Exercise directions. The records follow. Give them all back exactly.

Records to use.
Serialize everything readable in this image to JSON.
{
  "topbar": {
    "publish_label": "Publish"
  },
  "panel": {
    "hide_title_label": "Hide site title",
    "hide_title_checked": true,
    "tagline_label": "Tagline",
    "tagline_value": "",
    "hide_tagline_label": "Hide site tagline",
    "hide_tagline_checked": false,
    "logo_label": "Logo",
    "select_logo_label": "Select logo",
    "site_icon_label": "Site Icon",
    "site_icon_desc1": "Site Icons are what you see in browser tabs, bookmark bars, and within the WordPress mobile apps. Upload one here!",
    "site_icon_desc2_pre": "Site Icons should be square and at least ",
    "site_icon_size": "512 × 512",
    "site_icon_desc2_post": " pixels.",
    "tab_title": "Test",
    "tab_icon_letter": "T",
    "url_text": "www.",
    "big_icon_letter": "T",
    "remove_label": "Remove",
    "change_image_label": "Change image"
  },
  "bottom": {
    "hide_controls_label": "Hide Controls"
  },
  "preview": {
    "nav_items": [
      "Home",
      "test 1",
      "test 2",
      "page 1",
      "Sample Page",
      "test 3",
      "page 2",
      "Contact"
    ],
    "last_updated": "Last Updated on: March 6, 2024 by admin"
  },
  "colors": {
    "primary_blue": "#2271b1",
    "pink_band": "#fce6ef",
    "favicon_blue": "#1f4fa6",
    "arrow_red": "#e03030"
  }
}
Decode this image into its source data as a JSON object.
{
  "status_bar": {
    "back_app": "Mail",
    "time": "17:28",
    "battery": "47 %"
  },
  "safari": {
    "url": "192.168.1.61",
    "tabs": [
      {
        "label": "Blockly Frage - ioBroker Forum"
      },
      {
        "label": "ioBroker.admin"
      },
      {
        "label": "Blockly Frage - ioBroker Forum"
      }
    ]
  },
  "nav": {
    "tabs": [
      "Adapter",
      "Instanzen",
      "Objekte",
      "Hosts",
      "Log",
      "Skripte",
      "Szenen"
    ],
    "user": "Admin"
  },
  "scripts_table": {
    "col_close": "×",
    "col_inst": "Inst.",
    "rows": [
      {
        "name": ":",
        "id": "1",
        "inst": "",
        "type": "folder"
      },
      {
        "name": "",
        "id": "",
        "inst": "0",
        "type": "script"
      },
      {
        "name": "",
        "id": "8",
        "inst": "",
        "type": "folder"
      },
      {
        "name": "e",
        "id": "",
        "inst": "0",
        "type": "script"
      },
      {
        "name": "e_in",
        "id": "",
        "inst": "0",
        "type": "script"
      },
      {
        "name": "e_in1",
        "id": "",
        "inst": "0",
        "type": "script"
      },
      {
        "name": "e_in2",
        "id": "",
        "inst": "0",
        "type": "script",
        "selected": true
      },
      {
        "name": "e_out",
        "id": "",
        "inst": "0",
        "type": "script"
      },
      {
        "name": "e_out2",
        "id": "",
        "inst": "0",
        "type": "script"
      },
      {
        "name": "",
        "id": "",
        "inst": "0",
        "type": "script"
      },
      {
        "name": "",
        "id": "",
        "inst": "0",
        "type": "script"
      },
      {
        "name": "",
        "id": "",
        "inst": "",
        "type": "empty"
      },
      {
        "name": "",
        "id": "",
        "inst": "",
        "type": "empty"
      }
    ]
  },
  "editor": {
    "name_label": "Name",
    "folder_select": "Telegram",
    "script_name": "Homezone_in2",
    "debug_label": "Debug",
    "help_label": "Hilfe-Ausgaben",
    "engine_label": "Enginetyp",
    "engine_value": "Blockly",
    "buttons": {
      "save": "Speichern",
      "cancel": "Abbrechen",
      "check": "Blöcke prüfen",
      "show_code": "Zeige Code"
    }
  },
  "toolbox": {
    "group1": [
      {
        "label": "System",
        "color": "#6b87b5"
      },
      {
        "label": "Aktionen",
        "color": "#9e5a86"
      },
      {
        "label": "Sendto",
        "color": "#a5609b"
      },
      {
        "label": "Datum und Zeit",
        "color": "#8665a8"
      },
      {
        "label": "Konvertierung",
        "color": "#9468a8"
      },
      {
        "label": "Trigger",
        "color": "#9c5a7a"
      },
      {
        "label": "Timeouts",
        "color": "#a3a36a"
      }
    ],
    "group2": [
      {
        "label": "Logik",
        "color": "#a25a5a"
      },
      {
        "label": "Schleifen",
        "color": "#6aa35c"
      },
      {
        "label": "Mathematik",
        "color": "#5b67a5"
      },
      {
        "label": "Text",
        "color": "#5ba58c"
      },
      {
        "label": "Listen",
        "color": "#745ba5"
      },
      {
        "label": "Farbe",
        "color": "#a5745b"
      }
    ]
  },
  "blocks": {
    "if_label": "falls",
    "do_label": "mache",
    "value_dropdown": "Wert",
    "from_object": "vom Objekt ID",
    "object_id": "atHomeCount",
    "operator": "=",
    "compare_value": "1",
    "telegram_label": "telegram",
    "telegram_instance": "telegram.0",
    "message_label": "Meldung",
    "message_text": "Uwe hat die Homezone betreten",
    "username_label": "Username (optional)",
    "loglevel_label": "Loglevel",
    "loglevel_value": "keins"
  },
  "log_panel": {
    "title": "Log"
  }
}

Finished exercise.
Serialize everything readable in this image to JSON.
{
  "topbar": {
    "publish_label": "Publish"
  },
  "panel": {
    "hide_title_label": "Hide site title",
    "hide_title_checked": true,
    "tagline_label": "Tagline",
    "tagline_value": "",
    "hide_tagline_label": "Hide site tagline",
    "hide_tagline_checked": false,
    "logo_label": "Logo",
    "select_logo_label": "Select logo",
    "site_icon_label": "Site Icon",
    "site_icon_desc1": "Site Icons are what you see in browser tabs, bookmark bars, and within the WordPress mobile apps. Upload one here!",
    "site_icon_desc2_pre": "Site Icons should be square and at least ",
    "site_icon_size": "512 × 512",
    "site_icon_desc2_post": " pixels.",
    "tab_title": "Test",
    "tab_icon_letter": "T",
    "url_text": "www.",
    "big_icon_letter": "T",
    "remove_label": "Remove",
    "change_image_label": "Change image"
  },
  "bottom": {
    "hide_controls_label": "Hide Controls"
  },
  "preview": {
    "nav_items": [
      "Home",
      "test 1",
      "test 2",
      "page 1",
      "Sample Page",
      "test 3",
      "page 2",
      "Contact"
    ],
    "last_updated": "Last Updated on: March 6, 2024 by admin"
  },
  "colors": {
    "primary_blue": "#2271b1",
    "pink_band": "#fce6ef",
    "favicon_blue": "#1f4fa6",
    "arrow_red": "#e03030"
  }
}
Decode this image into its source data as a JSON object.
{
  "status_bar": {
    "back_app": "Mail",
    "time": "17:28",
    "battery": "47 %"
  },
  "safari": {
    "url": "192.168.1.61",
    "tabs": [
      {
        "label": "Blockly Frage - ioBroker Forum"
      },
      {
        "label": "ioBroker.admin"
      },
      {
        "label": "Blockly Frage - ioBroker Forum"
      }
    ]
  },
  "nav": {
    "tabs": [
      "Adapter",
      "Instanzen",
      "Objekte",
      "Hosts",
      "Log",
      "Skripte",
      "Szenen"
    ],
    "user": "Admin"
  },
  "scripts_table": {
    "col_close": "×",
    "col_inst": "Inst.",
    "rows": [
      {
        "name": ":",
        "id": "1",
        "inst": "",
        "type": "folder"
      },
      {
        "name": "",
        "id": "",
        "inst": "0",
        "type": "script"
      },
      {
        "name": "",
        "id": "8",
        "inst": "",
        "type": "folder"
      },
      {
        "name": "e",
        "id": "",
        "inst": "0",
        "type": "script"
      },
      {
        "name": "e_in",
        "id": "",
        "inst": "0",
        "type": "script"
      },
      {
        "name": "e_in1",
        "id": "",
        "inst": "0",
        "type": "script"
      },
      {
        "name": "e_in2",
        "id": "",
        "inst": "0",
        "type": "script",
        "selected": true
      },
      {
        "name": "e_out",
        "id": "",
        "inst": "0",
        "type": "script"
      },
      {
        "name": "e_out2",
        "id": "",
        "inst": "0",
        "type": "script"
      },
      {
        "name": "",
        "id": "",
        "inst": "0",
        "type": "script"
      },
      {
        "name": "",
        "id": "",
        "inst": "0",
        "type": "script"
      },
      {
        "name": "",
        "id": "",
        "inst": "",
        "type": "empty"
      },
      {
        "name": "",
        "id": "",
        "inst": "",
        "type": "empty"
      }
    ]
  },
  "editor": {
    "name_label": "Name",
    "folder_select": "Telegram",
    "script_name": "Homezone_in2",
    "debug_label": "Debug",
    "help_label": "Hilfe-Ausgaben",
    "engine_label": "Enginetyp",
    "engine_value": "Blockly",
    "buttons": {
      "save": "Speichern",
      "cancel": "Abbrechen",
      "check": "Blöcke prüfen",
      "show_code": "Zeige Code"
    }
  },
  "toolbox": {
    "group1": [
      {
        "label": "System",
        "color": "#6b87b5"
      },
      {
        "label": "Aktionen",
        "color": "#9e5a86"
      },
      {
        "label": "Sendto",
        "color": "#a5609b"
      },
      {
        "label": "Datum und Zeit",
        "color": "#8665a8"
      },
      {
        "label": "Konvertierung",
        "color": "#9468a8"
      },
      {
        "label": "Trigger",
        "color": "#9c5a7a"
      },
      {
        "label": "Timeouts",
        "color": "#a3a36a"
      }
    ],
    "group2": [
      {
        "label": "Logik",
        "color": "#a25a5a"
      },
      {
        "label": "Schleifen",
        "color": "#6aa35c"
      },
      {
        "label": "Mathematik",
        "color": "#5b67a5"
      },
      {
        "label": "Text",
        "color": "#5ba58c"
      },
      {
        "label": "Listen",
        "color": "#745ba5"
      },
      {
        "label": "Farbe",
        "color": "#a5745b"
      }
    ]
  },
  "blocks": {
    "if_label": "falls",
    "do_label": "mache",
    "value_dropdown": "Wert",
    "from_object": "vom Objekt ID",
    "object_id": "atHomeCount",
    "operator": "=",
    "compare_value": "1",
    "telegram_label": "telegram",
    "telegram_instance": "telegram.0",
    "message_label": "Meldung",
    "message_text": "Uwe hat die Homezone betreten",
    "username_label": "Username (optional)",
    "loglevel_label": "Loglevel",
    "loglevel_value": "keins"
  },
  "log_panel": {
    "title": "Log"
  }
}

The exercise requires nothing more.